Ever since entering the world of “elite” independent schools as a working-class kid, I have wrestled with feelings and questions of belonging.
Fish Out of Water
My first days as a full-ride scholarship student at a New England boarding school were marked by the discomfiting reality of knowing beyond the intellect, deep in my core, that I didn’t belong. My new classmates spoke differently, dressed differently, joked differently, and carried themselves with a sense of ease and self-confidence that bore little resemblance to my own working-class way of being in the world.
I experienced directly and for the first time the lives of the exceptionally wealthy, and despite some resemblance by way of complexion, we were like different species. I’d seen these people from afar: on television, in movies, and in the homes that my mother sometimes cleaned for extra cash, but engaging with them in their natural habitat was different.
In one of my first exchanges with my new classmates, my truly impressively loud Burrrp!, which would have delighted my less sophisticated public school friends, was met with embarrassed-for-me silence. Their parents had jobs involving numbers, buying or selling, or something else that felt similarly abstract, while my mother worked as a home health aide and cleaned houses and my stepfather delivered mail. If their parents had served in the military, it was in leadership, while my father, a high school dropout, was forced onto a patrol boat during the Vietnam War, living through scenes reminiscent of Apocalypse Now.

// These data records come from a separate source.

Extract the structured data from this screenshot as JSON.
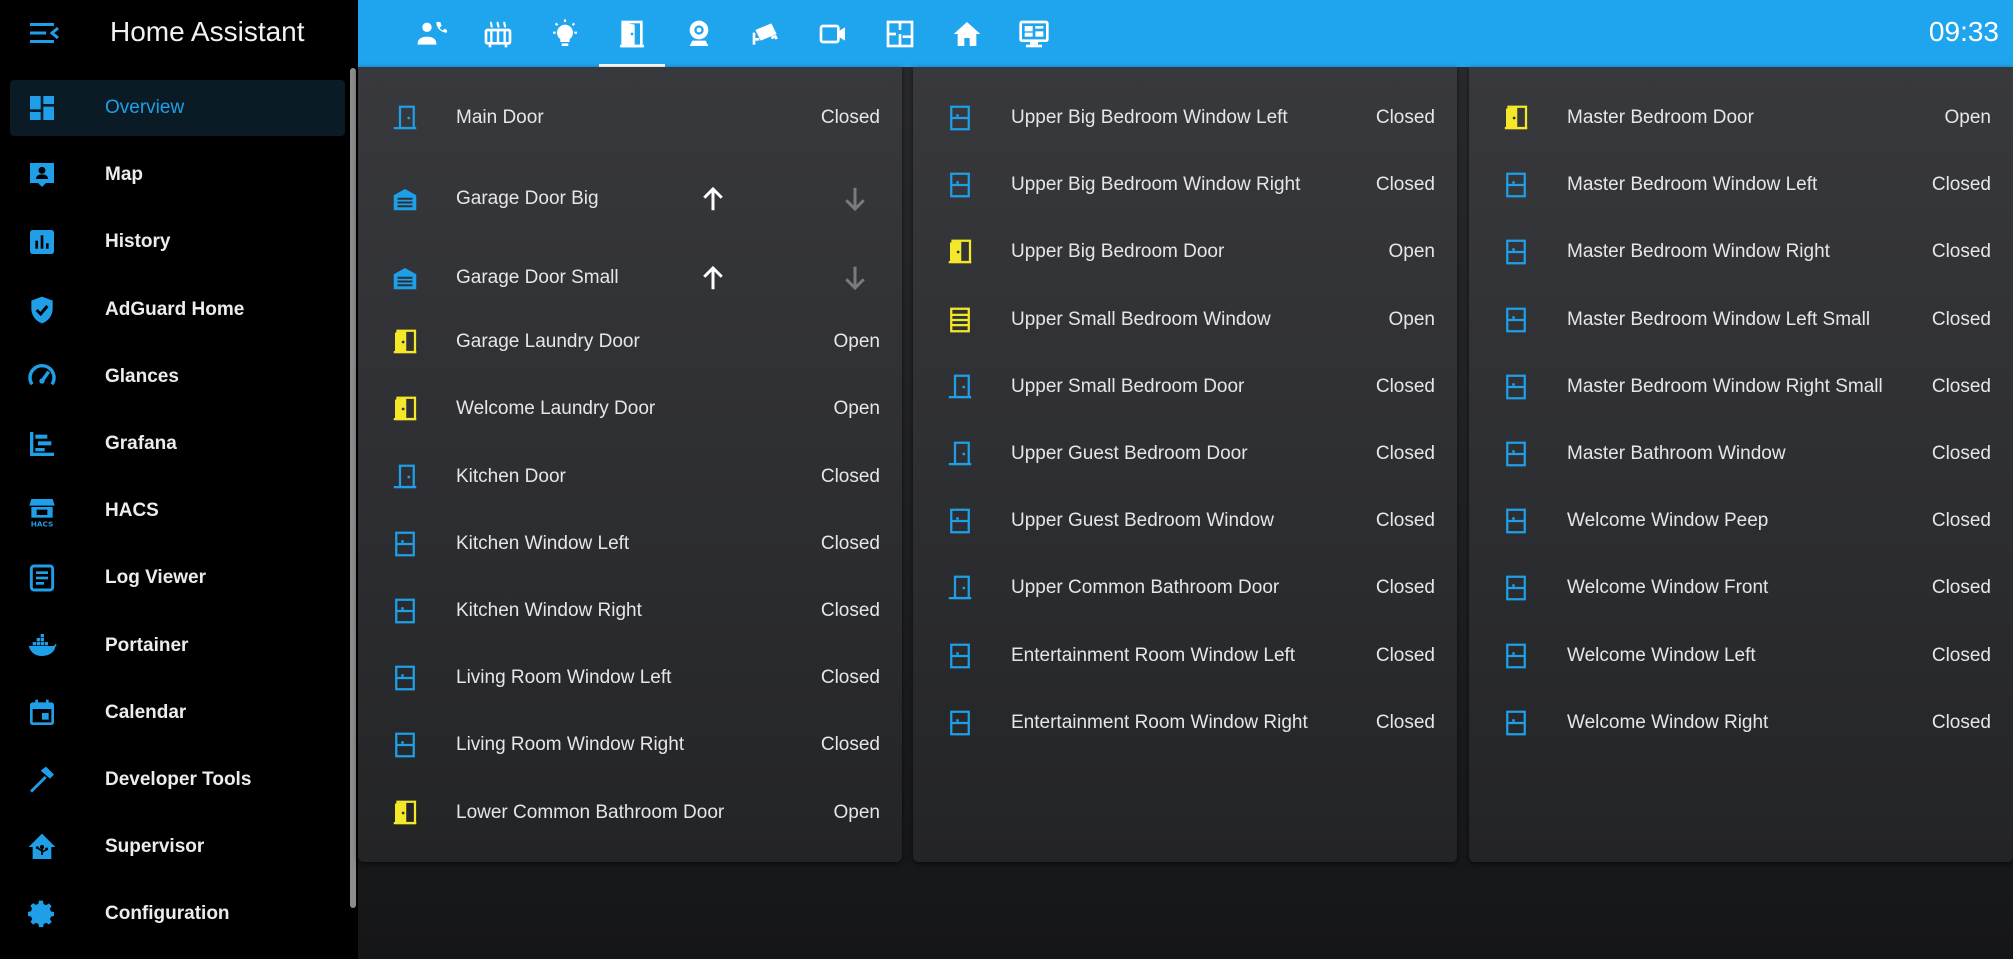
{
  "app": {
    "title": "Home Assistant"
  },
  "clock": "09:33",
  "colors": {
    "accent": "#1fa4ee",
    "icon_blue": "#1e9fe8",
    "icon_yellow": "#f5e829",
    "active_nav_bg": "#0b1b26"
  },
  "sidebar": {
    "items": [
      {
        "label": "Overview",
        "icon": "view-dashboard-icon"
      },
      {
        "label": "Map",
        "icon": "map-account-icon"
      },
      {
        "label": "History",
        "icon": "chart-box-icon"
      },
      {
        "label": "AdGuard Home",
        "icon": "shield-check-icon"
      },
      {
        "label": "Glances",
        "icon": "speedometer-icon"
      },
      {
        "label": "Grafana",
        "icon": "chart-timeline-icon"
      },
      {
        "label": "HACS",
        "icon": "hacs-store-icon"
      },
      {
        "label": "Log Viewer",
        "icon": "text-box-icon"
      },
      {
        "label": "Portainer",
        "icon": "docker-icon"
      },
      {
        "label": "Calendar",
        "icon": "calendar-icon"
      },
      {
        "label": "Developer Tools",
        "icon": "hammer-icon"
      },
      {
        "label": "Supervisor",
        "icon": "home-assistant-icon"
      },
      {
        "label": "Configuration",
        "icon": "cog-icon"
      }
    ]
  },
  "tabs": [
    {
      "icon": "account-phone-icon"
    },
    {
      "icon": "radiator-icon"
    },
    {
      "icon": "lightbulb-icon"
    },
    {
      "icon": "door-icon",
      "active": true
    },
    {
      "icon": "webcam-icon"
    },
    {
      "icon": "cctv-icon"
    },
    {
      "icon": "video-icon"
    },
    {
      "icon": "floor-plan-icon"
    },
    {
      "icon": "home-icon"
    },
    {
      "icon": "monitor-dashboard-icon"
    }
  ],
  "cards": [
    {
      "rows": [
        {
          "name": "Main Door",
          "state": "Closed",
          "icon": "door-closed-icon",
          "color": "blue"
        },
        {
          "name": "Garage Door Big",
          "state": "",
          "icon": "garage-icon",
          "color": "blue",
          "cover": true
        },
        {
          "name": "Garage Door Small",
          "state": "",
          "icon": "garage-icon",
          "color": "blue",
          "cover": true
        },
        {
          "name": "Garage Laundry Door",
          "state": "Open",
          "icon": "door-open-icon",
          "color": "yellow"
        },
        {
          "name": "Welcome Laundry Door",
          "state": "Open",
          "icon": "door-open-icon",
          "color": "yellow"
        },
        {
          "name": "Kitchen Door",
          "state": "Closed",
          "icon": "door-closed-icon",
          "color": "blue"
        },
        {
          "name": "Kitchen Window Left",
          "state": "Closed",
          "icon": "window-closed-icon",
          "color": "blue"
        },
        {
          "name": "Kitchen Window Right",
          "state": "Closed",
          "icon": "window-closed-icon",
          "color": "blue"
        },
        {
          "name": "Living Room Window Left",
          "state": "Closed",
          "icon": "window-closed-icon",
          "color": "blue"
        },
        {
          "name": "Living Room Window Right",
          "state": "Closed",
          "icon": "window-closed-icon",
          "color": "blue"
        },
        {
          "name": "Lower Common Bathroom Door",
          "state": "Open",
          "icon": "door-open-icon",
          "color": "yellow"
        }
      ]
    },
    {
      "rows": [
        {
          "name": "Upper Big Bedroom Window Left",
          "state": "Closed",
          "icon": "window-closed-icon",
          "color": "blue"
        },
        {
          "name": "Upper Big Bedroom Window Right",
          "state": "Closed",
          "icon": "window-closed-icon",
          "color": "blue"
        },
        {
          "name": "Upper Big Bedroom Door",
          "state": "Open",
          "icon": "door-open-icon",
          "color": "yellow"
        },
        {
          "name": "Upper Small Bedroom Window",
          "state": "Open",
          "icon": "window-open-icon",
          "color": "yellow"
        },
        {
          "name": "Upper Small Bedroom Door",
          "state": "Closed",
          "icon": "door-closed-icon",
          "color": "blue"
        },
        {
          "name": "Upper Guest Bedroom Door",
          "state": "Closed",
          "icon": "door-closed-icon",
          "color": "blue"
        },
        {
          "name": "Upper Guest Bedroom Window",
          "state": "Closed",
          "icon": "window-closed-icon",
          "color": "blue"
        },
        {
          "name": "Upper Common Bathroom Door",
          "state": "Closed",
          "icon": "door-closed-icon",
          "color": "blue"
        },
        {
          "name": "Entertainment Room Window Left",
          "state": "Closed",
          "icon": "window-closed-icon",
          "color": "blue"
        },
        {
          "name": "Entertainment Room Window Right",
          "state": "Closed",
          "icon": "window-closed-icon",
          "color": "blue"
        }
      ]
    },
    {
      "rows": [
        {
          "name": "Master Bedroom Door",
          "state": "Open",
          "icon": "door-open-icon",
          "color": "yellow"
        },
        {
          "name": "Master Bedroom Window Left",
          "state": "Closed",
          "icon": "window-closed-icon",
          "color": "blue"
        },
        {
          "name": "Master Bedroom Window Right",
          "state": "Closed",
          "icon": "window-closed-icon",
          "color": "blue"
        },
        {
          "name": "Master Bedroom Window Left Small",
          "state": "Closed",
          "icon": "window-closed-icon",
          "color": "blue"
        },
        {
          "name": "Master Bedroom Window Right Small",
          "state": "Closed",
          "icon": "window-closed-icon",
          "color": "blue"
        },
        {
          "name": "Master Bathroom Window",
          "state": "Closed",
          "icon": "window-closed-icon",
          "color": "blue"
        },
        {
          "name": "Welcome Window Peep",
          "state": "Closed",
          "icon": "window-closed-icon",
          "color": "blue"
        },
        {
          "name": "Welcome Window Front",
          "state": "Closed",
          "icon": "window-closed-icon",
          "color": "blue"
        },
        {
          "name": "Welcome Window Left",
          "state": "Closed",
          "icon": "window-closed-icon",
          "color": "blue"
        },
        {
          "name": "Welcome Window Right",
          "state": "Closed",
          "icon": "window-closed-icon",
          "color": "blue"
        }
      ]
    }
  ]
}
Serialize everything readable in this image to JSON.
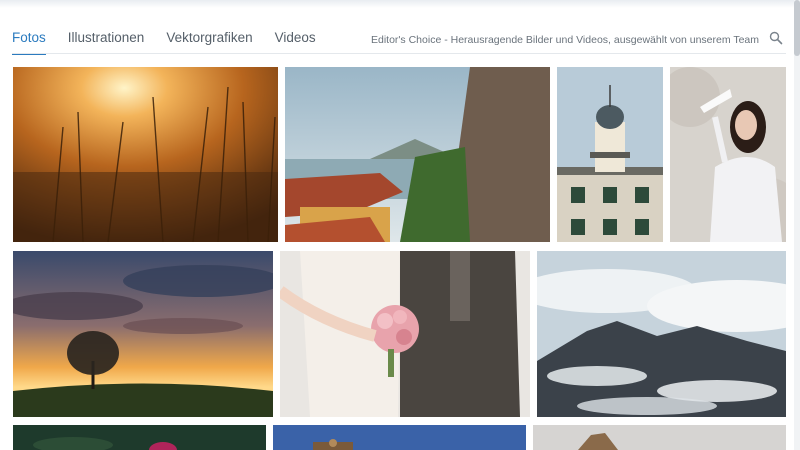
{
  "nav": {
    "tabs": [
      {
        "label": "Fotos",
        "active": true
      },
      {
        "label": "Illustrationen",
        "active": false
      },
      {
        "label": "Vektorgrafiken",
        "active": false
      },
      {
        "label": "Videos",
        "active": false
      }
    ],
    "editors_choice": "Editor's Choice - Herausragende Bilder und Videos, ausgewählt von unserem Team",
    "search_icon": "search-icon"
  },
  "colors": {
    "accent": "#2b7bbf",
    "text_muted": "#555f69"
  },
  "gallery": {
    "photos": [
      {
        "subject": "golden-grass-sunset"
      },
      {
        "subject": "lake-village-rooftops"
      },
      {
        "subject": "lighthouse-tower"
      },
      {
        "subject": "woman-with-feather"
      },
      {
        "subject": "lone-tree-sunset"
      },
      {
        "subject": "wedding-couple-bouquet"
      },
      {
        "subject": "mountains-above-clouds"
      },
      {
        "subject": "dark-flowers"
      },
      {
        "subject": "blue-sky-dome"
      },
      {
        "subject": "rock-formation"
      }
    ]
  }
}
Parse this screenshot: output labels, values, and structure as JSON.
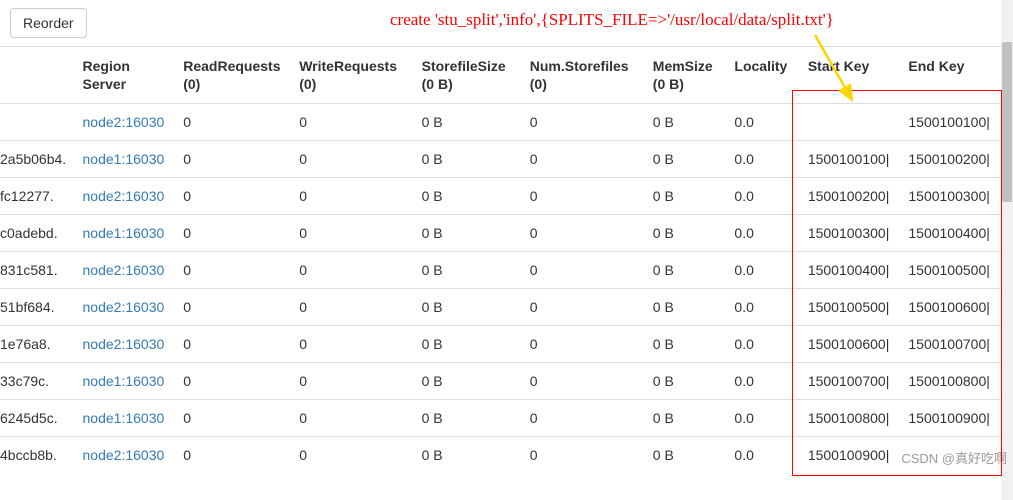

Beyond that, my classmates had study skills and tutors, while the skills, intellect, and cultural savvy that had brought me success in my former public school — a school with a roughly 75% of graduation rate — were simply not enough to buoy me. And while this student body was considerably more racially diverse than the one I had left behind, I largely experienced my classmates as a singularity: a group clearly united by assumptions, norms, and values, as a globe-spanning class.
I remember clearly my history teacher, a local Episcopal priest, rightly chiding our class for whining about grades, noting, “So this is what it sounds like when the upper middle class gets cranky!” After class I sheepishly but with a burgeoning inner resolve made it clear to the teacher that I was not, in fact, upper middle class. My response signaled an important shift in my life: I had developed a firm awareness of my class and the class of those around me.
My poor grades and occasional troublemaking led to my being asked to leave at the end of the year. I petitioned and they accepted my plea, offering me a spot in the sophomore class at full tuition. While their decision to ask me to leave was entirely reasonable, this “offer,” for a scholarship student, wasn’t. It was back to public school for me, yet the experience had left an indelible mark and set me on a path I never would have predicted at the time.
Can You Go Home Again?
Ten years later, I returned to this school as an intern in the school’s academic support program in a quest to find and save versions of my younger self — a decision that has now grown into what is nearing a twenty-year career in education. Upon my arrival, I was enthusiastic to share with this community the ways I’d grown and changed, the struggles I’d faced, and my determination to be an advocate for students on the margins.
After reminding my former math teacher who I was (in the span of ten years, she’d forgotten), she pointedly asked, “What are you doing here?” I felt as if I’d failed one of her tests again. Unlike my 14-year-old self, however, 24-year-old me had enough confidence and wisdom to politely smile and change the conversation.
It wasn’t until then, however, that I realized the degree to which adult complicity or perhaps ignorance had played a role in my ninth-grade experience. It wasn’t just about the kids and it wasn’t just about class. It was about a culture that was unconscious of itself – like a machine humming silently in the background that our minds tune out over time, that only when we stop and focus, assaults us with its conspicuousness.
If I had replied, I might have told her about the time a student told me, “You look like you’re homeless,” because of the green hand-me-down parka with a faux-fur hood I was wearing (long before they were cool), or about the rage that then led me to punch him in the face. Or about the time I thought I’d finally found a working-class friend with whom I could commiserate, only to visit his grand home and have my hopes dashed. I might have told her that my head was so clouded with fears and frustrations that Algebra ranked pretty low on my list of concerns.
More likely, however, I would have invited her into a conversation about the purpose of our schools: who they’re for, what function they should serve, and what it might mean to better ensure that every student who receives an acceptance letter knows that they matter. I may have noted that under such conditions, I would have stood a better chance of success, but that in retrospect I also recognize that I possessed enough agency even at that age to have made better decisions to carve out a different future for myself.
Rage into Empathy
I long ago relinquished the bitterness I held tightly within me, setting free the flame that burned within me so that it might fuel my commitment to being an advocate for our students who, in all likelihood, feel othered in ways my own position makes difficult to grasp. The tears that used to sometimes come when I imagined my young self — a child — full of the rage, sadness, and confusion of that year, have directed and redirected me toward a more expansive empathy. These feelings allow me to better navigate fundamental tensions at the heart of our work in independent schools — schools that I’ve grown to love for the deep sense of community they can foster, their love of rich intellectual life, the complex and beautiful students who inhabit them, and the promise they hold of becoming intentional microcosms of the world we want to create.